# [Data extract]
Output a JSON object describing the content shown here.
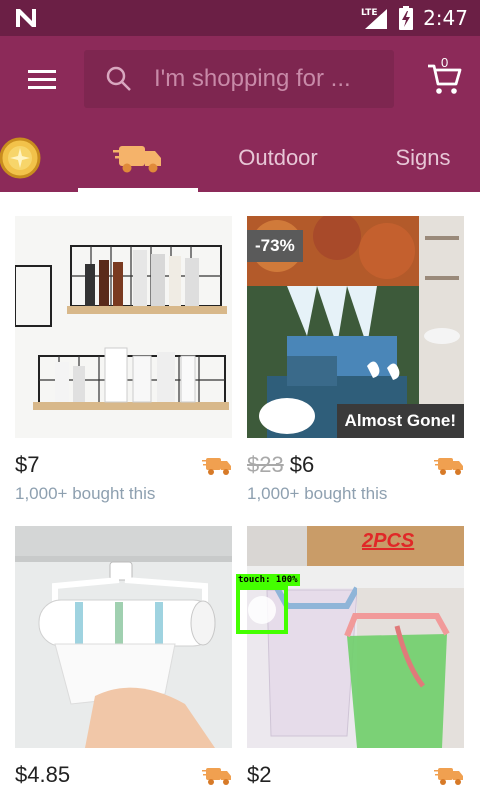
{
  "status_bar": {
    "time": "2:47",
    "network": "LTE"
  },
  "search": {
    "placeholder": "I'm shopping for ..."
  },
  "cart": {
    "count": "0"
  },
  "tabs": [
    {
      "label": "",
      "icon": "coin-icon"
    },
    {
      "label": "",
      "icon": "truck-icon",
      "active": true
    },
    {
      "label": "Outdoor"
    },
    {
      "label": "Signs"
    }
  ],
  "products": [
    {
      "price": "$7",
      "bought": "1,000+ bought this",
      "image": "wire-wall-shelves"
    },
    {
      "old_price": "$23",
      "price": "$6",
      "bought": "1,000+ bought this",
      "discount": "-73%",
      "stock_note": "Almost Gone!",
      "image": "waterfall-shower-curtain"
    },
    {
      "price": "$4.85",
      "image": "paper-towel-holder"
    },
    {
      "price": "$2",
      "overlay_text": "2PCS",
      "image": "cabinet-trash-bag-holder"
    }
  ],
  "touch_indicator": {
    "label": "touch: 100%"
  },
  "colors": {
    "statusbar": "#6b1f45",
    "appbar": "#8c2a59",
    "truck": "#f0a050"
  }
}
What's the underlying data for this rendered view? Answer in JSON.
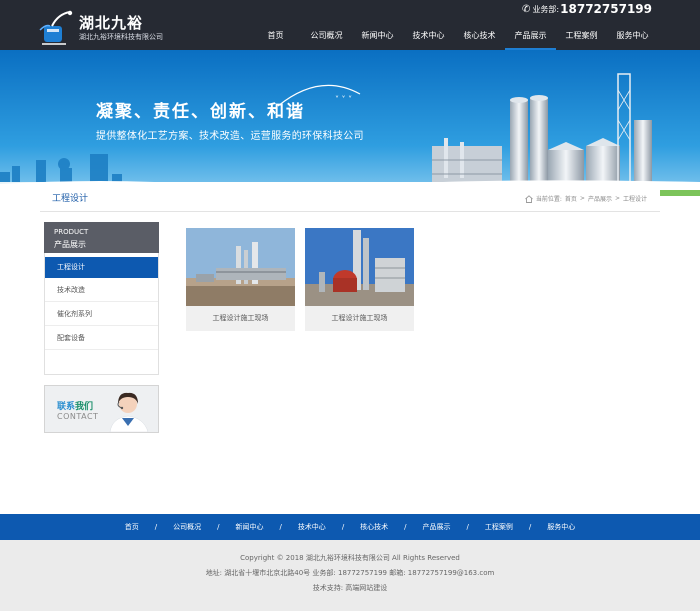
{
  "brand": {
    "name": "湖北九裕",
    "subtitle": "湖北九裕环境科技有限公司"
  },
  "hotline": {
    "icon": "phone-icon",
    "label": "业务部:",
    "number": "18772757199"
  },
  "nav": {
    "items": [
      {
        "label": "首页"
      },
      {
        "label": "公司概况"
      },
      {
        "label": "新闻中心"
      },
      {
        "label": "技术中心"
      },
      {
        "label": "核心技术"
      },
      {
        "label": "产品展示",
        "active": true
      },
      {
        "label": "工程案例"
      },
      {
        "label": "服务中心"
      }
    ]
  },
  "banner": {
    "headline": "凝聚、责任、创新、和谐",
    "subline": "提供整体化工艺方案、技术改造、运营服务的环保科技公司"
  },
  "breadcrumb": {
    "title": "工程设计",
    "prefix": "当前位置:",
    "path": [
      "首页",
      ">",
      "产品展示",
      ">",
      "工程设计"
    ]
  },
  "sidebar": {
    "head_en": "PRODUCT",
    "head_cn": "产品展示",
    "items": [
      {
        "label": "工程设计",
        "active": true
      },
      {
        "label": "技术改造"
      },
      {
        "label": "催化剂系列"
      },
      {
        "label": "配套设备"
      }
    ],
    "contact_cn_1": "联系",
    "contact_cn_2": "我们",
    "contact_en": "CONTACT"
  },
  "products": [
    {
      "caption": "工程设计施工现场"
    },
    {
      "caption": "工程设计施工现场"
    }
  ],
  "footer": {
    "nav": [
      "首页",
      "公司概况",
      "新闻中心",
      "技术中心",
      "核心技术",
      "产品展示",
      "工程案例",
      "服务中心"
    ],
    "separator": "/",
    "copyright": "Copyright © 2018 湖北九裕环境科技有限公司 All Rights Reserved",
    "address": "地址: 湖北省十堰市北京北路40号 业务部: 18772757199 邮箱: 18772757199@163.com",
    "support": "技术支持: 高端网站建设"
  },
  "colors": {
    "header_bg": "#262a33",
    "accent_blue": "#0d59b0",
    "footer_bg": "#ebebeb"
  }
}
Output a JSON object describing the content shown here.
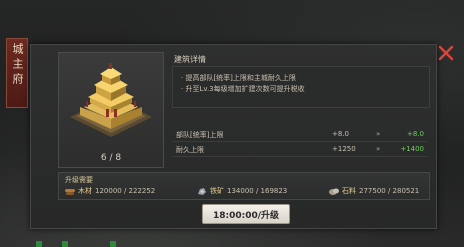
{
  "side_tab": {
    "label": "城主府"
  },
  "building": {
    "level_text": "6 / 8"
  },
  "details": {
    "title": "建筑详情",
    "description": [
      "· 提高部队[统率]上限和主城耐久上限",
      "· 升至Lv.3每级增加扩建次数可提升税收"
    ],
    "stats": [
      {
        "name": "部队[统率]上限",
        "current": "+8.0",
        "arrow": "»",
        "next": "+8.0"
      },
      {
        "name": "耐久上限",
        "current": "+1250",
        "arrow": "»",
        "next": "+1400"
      }
    ]
  },
  "upgrade": {
    "title": "升级需要",
    "resources": [
      {
        "name": "木材",
        "amount": "120000 / 222252",
        "icon": "wood-icon"
      },
      {
        "name": "铁矿",
        "amount": "134000 / 169823",
        "icon": "iron-icon"
      },
      {
        "name": "石料",
        "amount": "277500 / 280521",
        "icon": "stone-icon"
      }
    ],
    "button_label": "18:00:00/升级"
  },
  "colors": {
    "accent_red": "#d8453a",
    "stat_green": "#6fcf5a",
    "tab_red": "#6d2a22"
  }
}
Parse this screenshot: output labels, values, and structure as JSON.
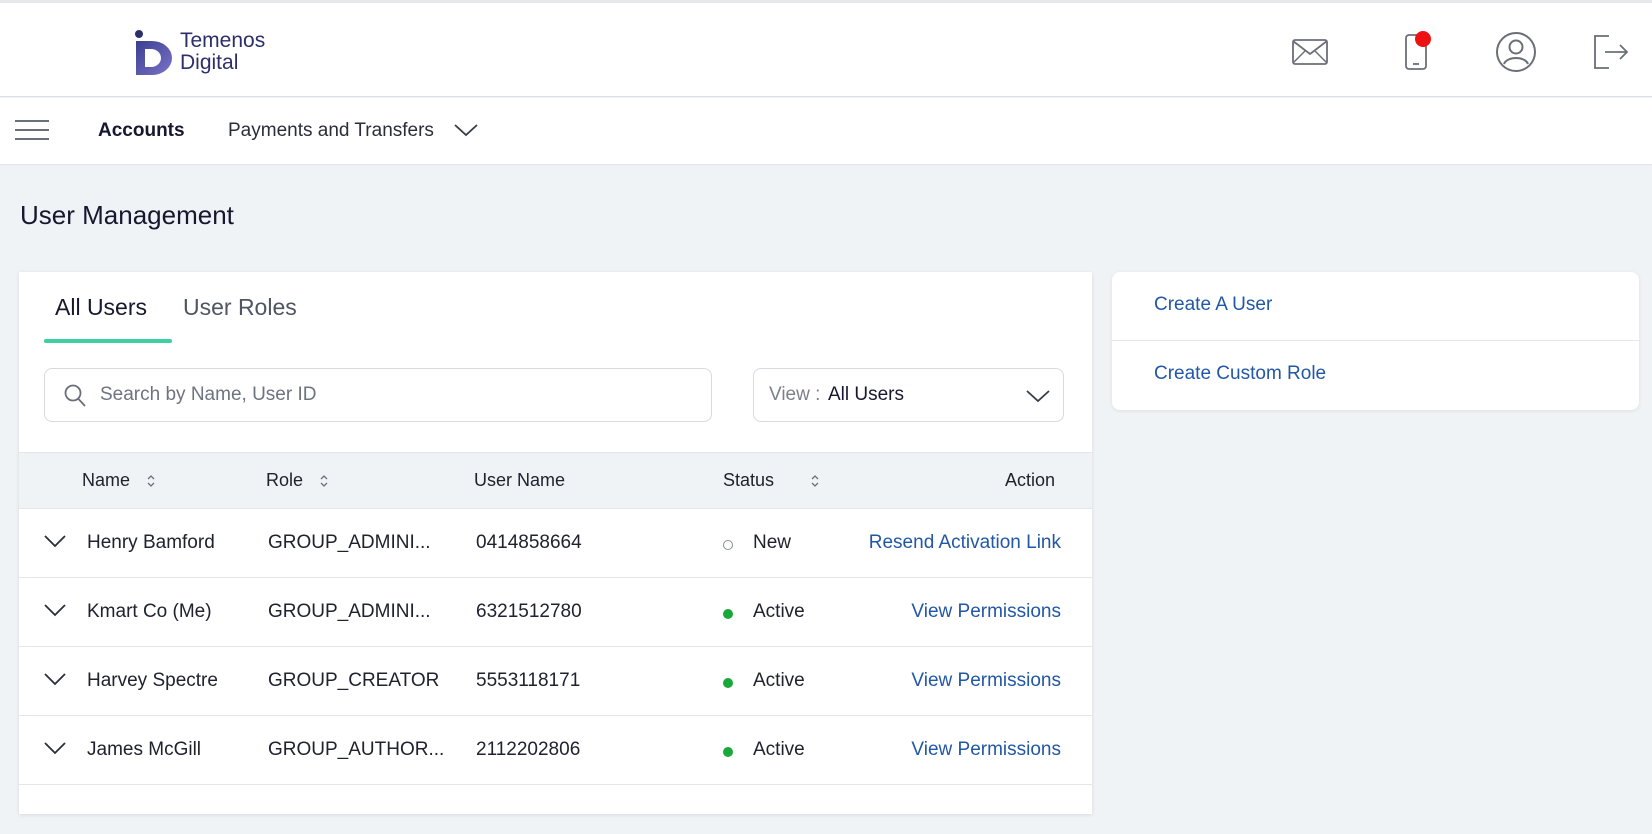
{
  "brand": {
    "line1": "Temenos",
    "line2": "Digital",
    "color": "#2c2f6b"
  },
  "header_icons": [
    "mail-icon",
    "mobile-notification-icon",
    "user-profile-icon",
    "logout-icon"
  ],
  "nav": {
    "accounts": "Accounts",
    "payments": "Payments and Transfers"
  },
  "page_title": "User Management",
  "tabs": [
    {
      "label": "All Users",
      "active": true
    },
    {
      "label": "User Roles",
      "active": false
    }
  ],
  "search": {
    "placeholder": "Search by Name, User ID",
    "value": ""
  },
  "view_filter": {
    "label": "View :",
    "value": "All Users"
  },
  "table": {
    "headers": {
      "name": "Name",
      "role": "Role",
      "username": "User Name",
      "status": "Status",
      "action": "Action"
    },
    "rows": [
      {
        "name": "Henry Bamford",
        "role": "GROUP_ADMINI...",
        "username": "0414858664",
        "status": "New",
        "action": "Resend Activation Link"
      },
      {
        "name": "Kmart Co (Me)",
        "role": "GROUP_ADMINI...",
        "username": "6321512780",
        "status": "Active",
        "action": "View Permissions"
      },
      {
        "name": "Harvey Spectre",
        "role": "GROUP_CREATOR",
        "username": "5553118171",
        "status": "Active",
        "action": "View Permissions"
      },
      {
        "name": "James McGill",
        "role": "GROUP_AUTHOR...",
        "username": "2112202806",
        "status": "Active",
        "action": "View Permissions"
      }
    ]
  },
  "side_actions": {
    "create_user": "Create A User",
    "create_role": "Create Custom Role"
  },
  "colors": {
    "accent_tab": "#3dd0a1",
    "link": "#2257a6",
    "active_status": "#1aa83a",
    "notification": "#ee1111",
    "background": "#f0f3f6"
  }
}
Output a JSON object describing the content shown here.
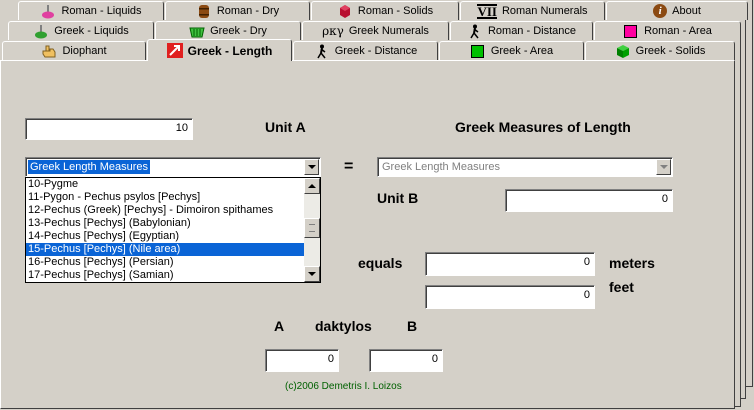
{
  "tabs_row1": [
    {
      "label": "Roman - Liquids",
      "icon": "flask-icon"
    },
    {
      "label": "Roman - Dry",
      "icon": "barrel-icon"
    },
    {
      "label": "Roman - Solids",
      "icon": "gem-icon"
    },
    {
      "label": "Roman Numerals",
      "icon": "roman-numeral-icon",
      "icon_text": "VII"
    },
    {
      "label": "About",
      "icon": "info-icon",
      "icon_text": "i"
    }
  ],
  "tabs_row2": [
    {
      "label": "Greek - Liquids",
      "icon": "flask-icon"
    },
    {
      "label": "Greek - Dry",
      "icon": "basket-icon"
    },
    {
      "label": "Greek  Numerals",
      "icon": "greek-numeral-icon",
      "icon_text": "ρκγ"
    },
    {
      "label": "Roman - Distance",
      "icon": "walker-icon"
    },
    {
      "label": "Roman - Area",
      "icon": "square-icon",
      "color": "#ff00a0"
    }
  ],
  "tabs_row3": [
    {
      "label": "Diophant",
      "icon": "hand-icon"
    },
    {
      "label": "Greek  -  Length",
      "icon": "arrow-icon",
      "active": true
    },
    {
      "label": "Greek - Distance",
      "icon": "walker-icon"
    },
    {
      "label": "Greek - Area",
      "icon": "square-icon",
      "color": "#00c000"
    },
    {
      "label": "Greek - Solids",
      "icon": "cube-icon",
      "color": "#00a000"
    }
  ],
  "unit_a_value": "10",
  "unit_a_label": "Unit  A",
  "section_title": "Greek Measures of Length",
  "combo_a": {
    "selected": "Greek Length Measures"
  },
  "equals_sign": "=",
  "combo_b": {
    "selected": "Greek Length Measures"
  },
  "list_items": [
    "10-Pygme",
    "11-Pygon - Pechus psylos [Pechys]",
    "12-Pechus (Greek) [Pechys] - Dimoiron spithames",
    "13-Pechus [Pechys] (Babylonian)",
    "14-Pechus [Pechys] (Egyptian)",
    "15-Pechus [Pechys] (Nile area)",
    "16-Pechus [Pechys] (Persian)",
    "17-Pechus [Pechys] (Samian)"
  ],
  "list_selected_index": 5,
  "unit_b_label": "Unit  B",
  "unit_b_value": "0",
  "equals_label": "equals",
  "meters_value": "0",
  "meters_label": "meters",
  "feet_value": "0",
  "feet_label": "feet",
  "a_label": "A",
  "daktylos_label": "daktylos",
  "b_label": "B",
  "daktylos_a_value": "0",
  "daktylos_b_value": "0",
  "copyright": "(c)2006  Demetris I. Loizos",
  "colors": {
    "selection": "#0a64d6",
    "copyright": "#006000",
    "roman_area": "#ff00a0",
    "greek_area": "#00c000"
  }
}
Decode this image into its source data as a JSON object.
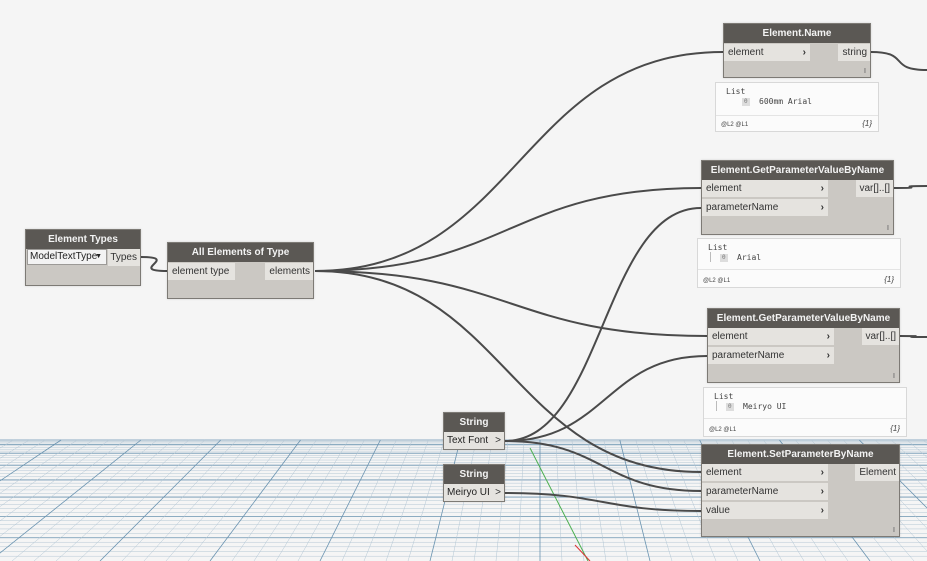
{
  "nodes": {
    "element_types": {
      "title": "Element Types",
      "dropdown_value": "ModelTextType",
      "output": "Types"
    },
    "all_elements": {
      "title": "All Elements of Type",
      "input": "element type",
      "output": "elements"
    },
    "element_name": {
      "title": "Element.Name",
      "input": "element",
      "output": "string",
      "footer": "I",
      "preview": {
        "title": "List",
        "index": "0",
        "value": "600mm Arial",
        "levels": "@L2 @L1",
        "count": "{1}"
      }
    },
    "get_param_1": {
      "title": "Element.GetParameterValueByName",
      "inputs": [
        "element",
        "parameterName"
      ],
      "output": "var[]..[]",
      "footer": "I",
      "preview": {
        "title": "List",
        "index": "0",
        "value": "Arial",
        "levels": "@L2 @L1",
        "count": "{1}"
      }
    },
    "get_param_2": {
      "title": "Element.GetParameterValueByName",
      "inputs": [
        "element",
        "parameterName"
      ],
      "output": "var[]..[]",
      "footer": "I",
      "preview": {
        "title": "List",
        "index": "0",
        "value": "Meiryo UI",
        "levels": "@L2 @L1",
        "count": "{1}"
      }
    },
    "string_1": {
      "title": "String",
      "value": "Text Font",
      "chevron": ">"
    },
    "string_2": {
      "title": "String",
      "value": "Meiryo UI",
      "chevron": ">"
    },
    "set_param": {
      "title": "Element.SetParameterByName",
      "inputs": [
        "element",
        "parameterName",
        "value"
      ],
      "output": "Element",
      "footer": "I"
    }
  },
  "colors": {
    "background": "#f5f5f5",
    "node_header": "#5b5854",
    "node_body": "#cbc8c3",
    "port": "#e5e3df",
    "wire": "#4a4a4a",
    "grid_major": "#6a93b0",
    "grid_minor": "#b3c6d4",
    "grid_axis_green": "#4caf50",
    "grid_axis_red": "#d33"
  }
}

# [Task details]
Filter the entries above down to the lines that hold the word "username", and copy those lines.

# [Output of the exercise]
      "username": "User Name",
        "username": "0414858664",
        "username": "6321512780",
        "username": "5553118171",
        "username": "2112202806",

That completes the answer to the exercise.